-------- DATASET RECORDS --------

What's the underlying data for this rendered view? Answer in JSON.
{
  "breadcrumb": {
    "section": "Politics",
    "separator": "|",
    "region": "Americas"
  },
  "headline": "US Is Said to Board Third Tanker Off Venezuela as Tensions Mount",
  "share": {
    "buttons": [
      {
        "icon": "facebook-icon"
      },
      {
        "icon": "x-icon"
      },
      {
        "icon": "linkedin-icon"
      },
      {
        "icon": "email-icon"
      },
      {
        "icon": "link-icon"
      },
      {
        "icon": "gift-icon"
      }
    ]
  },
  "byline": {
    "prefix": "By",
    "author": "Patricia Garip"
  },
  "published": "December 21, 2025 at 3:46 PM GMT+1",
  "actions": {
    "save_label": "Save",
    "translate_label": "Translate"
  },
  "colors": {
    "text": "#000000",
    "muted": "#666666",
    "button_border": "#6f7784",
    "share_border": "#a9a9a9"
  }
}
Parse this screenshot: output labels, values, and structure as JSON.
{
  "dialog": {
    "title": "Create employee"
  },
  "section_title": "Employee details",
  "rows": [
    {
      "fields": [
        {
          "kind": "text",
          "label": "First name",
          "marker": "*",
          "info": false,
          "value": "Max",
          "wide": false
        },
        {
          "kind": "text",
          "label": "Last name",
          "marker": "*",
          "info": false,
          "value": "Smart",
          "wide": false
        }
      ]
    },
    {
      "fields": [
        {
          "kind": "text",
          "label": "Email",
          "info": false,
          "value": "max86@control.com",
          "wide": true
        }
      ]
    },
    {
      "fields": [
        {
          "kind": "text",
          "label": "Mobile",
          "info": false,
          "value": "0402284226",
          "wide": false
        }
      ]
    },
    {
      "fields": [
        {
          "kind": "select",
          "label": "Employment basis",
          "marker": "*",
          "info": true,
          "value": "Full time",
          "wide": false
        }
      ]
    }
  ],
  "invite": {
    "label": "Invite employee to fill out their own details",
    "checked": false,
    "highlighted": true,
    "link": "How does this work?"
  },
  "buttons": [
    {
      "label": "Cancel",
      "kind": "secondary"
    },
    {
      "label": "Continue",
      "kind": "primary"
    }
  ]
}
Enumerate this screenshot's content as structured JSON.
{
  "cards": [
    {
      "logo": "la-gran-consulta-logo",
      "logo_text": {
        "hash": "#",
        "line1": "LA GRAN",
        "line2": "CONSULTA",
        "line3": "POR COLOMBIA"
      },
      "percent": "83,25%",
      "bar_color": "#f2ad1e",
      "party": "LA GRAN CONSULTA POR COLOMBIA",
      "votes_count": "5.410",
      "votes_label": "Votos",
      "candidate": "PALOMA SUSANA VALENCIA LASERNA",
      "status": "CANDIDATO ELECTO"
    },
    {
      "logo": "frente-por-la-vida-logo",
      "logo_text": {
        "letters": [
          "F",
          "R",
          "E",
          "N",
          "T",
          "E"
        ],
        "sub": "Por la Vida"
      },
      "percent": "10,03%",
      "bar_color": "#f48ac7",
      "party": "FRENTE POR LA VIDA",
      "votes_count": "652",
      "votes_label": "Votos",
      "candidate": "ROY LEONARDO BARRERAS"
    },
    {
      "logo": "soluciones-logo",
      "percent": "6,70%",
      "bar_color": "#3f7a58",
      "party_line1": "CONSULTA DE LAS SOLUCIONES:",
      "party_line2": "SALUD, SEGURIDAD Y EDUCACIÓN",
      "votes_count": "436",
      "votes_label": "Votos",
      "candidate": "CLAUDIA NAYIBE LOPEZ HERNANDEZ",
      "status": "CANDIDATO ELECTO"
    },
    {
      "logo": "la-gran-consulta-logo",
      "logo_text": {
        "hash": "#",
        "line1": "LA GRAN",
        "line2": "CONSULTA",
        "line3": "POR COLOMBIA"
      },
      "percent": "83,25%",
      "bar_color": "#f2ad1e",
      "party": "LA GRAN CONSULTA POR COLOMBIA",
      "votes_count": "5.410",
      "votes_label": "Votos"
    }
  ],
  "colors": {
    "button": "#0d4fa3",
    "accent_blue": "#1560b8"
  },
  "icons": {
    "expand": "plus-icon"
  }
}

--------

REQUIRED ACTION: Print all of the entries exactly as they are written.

ANSWER:
What's the underlying data for this rendered view? Answer in JSON.
{
  "breadcrumb": {
    "section": "Politics",
    "separator": "|",
    "region": "Americas"
  },
  "headline": "US Is Said to Board Third Tanker Off Venezuela as Tensions Mount",
  "share": {
    "buttons": [
      {
        "icon": "facebook-icon"
      },
      {
        "icon": "x-icon"
      },
      {
        "icon": "linkedin-icon"
      },
      {
        "icon": "email-icon"
      },
      {
        "icon": "link-icon"
      },
      {
        "icon": "gift-icon"
      }
    ]
  },
  "byline": {
    "prefix": "By",
    "author": "Patricia Garip"
  },
  "published": "December 21, 2025 at 3:46 PM GMT+1",
  "actions": {
    "save_label": "Save",
    "translate_label": "Translate"
  },
  "colors": {
    "text": "#000000",
    "muted": "#666666",
    "button_border": "#6f7784",
    "share_border": "#a9a9a9"
  }
}
Parse this screenshot: output labels, values, and structure as JSON.
{
  "dialog": {
    "title": "Create employee"
  },
  "section_title": "Employee details",
  "rows": [
    {
      "fields": [
        {
          "kind": "text",
          "label": "First name",
          "marker": "*",
          "info": false,
          "value": "Max",
          "wide": false
        },
        {
          "kind": "text",
          "label": "Last name",
          "marker": "*",
          "info": false,
          "value": "Smart",
          "wide": false
        }
      ]
    },
    {
      "fields": [
        {
          "kind": "text",
          "label": "Email",
          "info": false,
          "value": "max86@control.com",
          "wide": true
        }
      ]
    },
    {
      "fields": [
        {
          "kind": "text",
          "label": "Mobile",
          "info": false,
          "value": "0402284226",
          "wide": false
        }
      ]
    },
    {
      "fields": [
        {
          "kind": "select",
          "label": "Employment basis",
          "marker": "*",
          "info": true,
          "value": "Full time",
          "wide": false
        }
      ]
    }
  ],
  "invite": {
    "label": "Invite employee to fill out their own details",
    "checked": false,
    "highlighted": true,
    "link": "How does this work?"
  },
  "buttons": [
    {
      "label": "Cancel",
      "kind": "secondary"
    },
    {
      "label": "Continue",
      "kind": "primary"
    }
  ]
}
Enumerate this screenshot's content as structured JSON.
{
  "cards": [
    {
      "logo": "la-gran-consulta-logo",
      "logo_text": {
        "hash": "#",
        "line1": "LA GRAN",
        "line2": "CONSULTA",
        "line3": "POR COLOMBIA"
      },
      "percent": "83,25%",
      "bar_color": "#f2ad1e",
      "party": "LA GRAN CONSULTA POR COLOMBIA",
      "votes_count": "5.410",
      "votes_label": "Votos",
      "candidate": "PALOMA SUSANA VALENCIA LASERNA",
      "status": "CANDIDATO ELECTO"
    },
    {
      "logo": "frente-por-la-vida-logo",
      "logo_text": {
        "letters": [
          "F",
          "R",
          "E",
          "N",
          "T",
          "E"
        ],
        "sub": "Por la Vida"
      },
      "percent": "10,03%",
      "bar_color": "#f48ac7",
      "party": "FRENTE POR LA VIDA",
      "votes_count": "652",
      "votes_label": "Votos",
      "candidate": "ROY LEONARDO BARRERAS"
    },
    {
      "logo": "soluciones-logo",
      "percent": "6,70%",
      "bar_color": "#3f7a58",
      "party_line1": "CONSULTA DE LAS SOLUCIONES:",
      "party_line2": "SALUD, SEGURIDAD Y EDUCACIÓN",
      "votes_count": "436",
      "votes_label": "Votos",
      "candidate": "CLAUDIA NAYIBE LOPEZ HERNANDEZ",
      "status": "CANDIDATO ELECTO"
    },
    {
      "logo": "la-gran-consulta-logo",
      "logo_text": {
        "hash": "#",
        "line1": "LA GRAN",
        "line2": "CONSULTA",
        "line3": "POR COLOMBIA"
      },
      "percent": "83,25%",
      "bar_color": "#f2ad1e",
      "party": "LA GRAN CONSULTA POR COLOMBIA",
      "votes_count": "5.410",
      "votes_label": "Votos"
    }
  ],
  "colors": {
    "button": "#0d4fa3",
    "accent_blue": "#1560b8"
  },
  "icons": {
    "expand": "plus-icon"
  }
}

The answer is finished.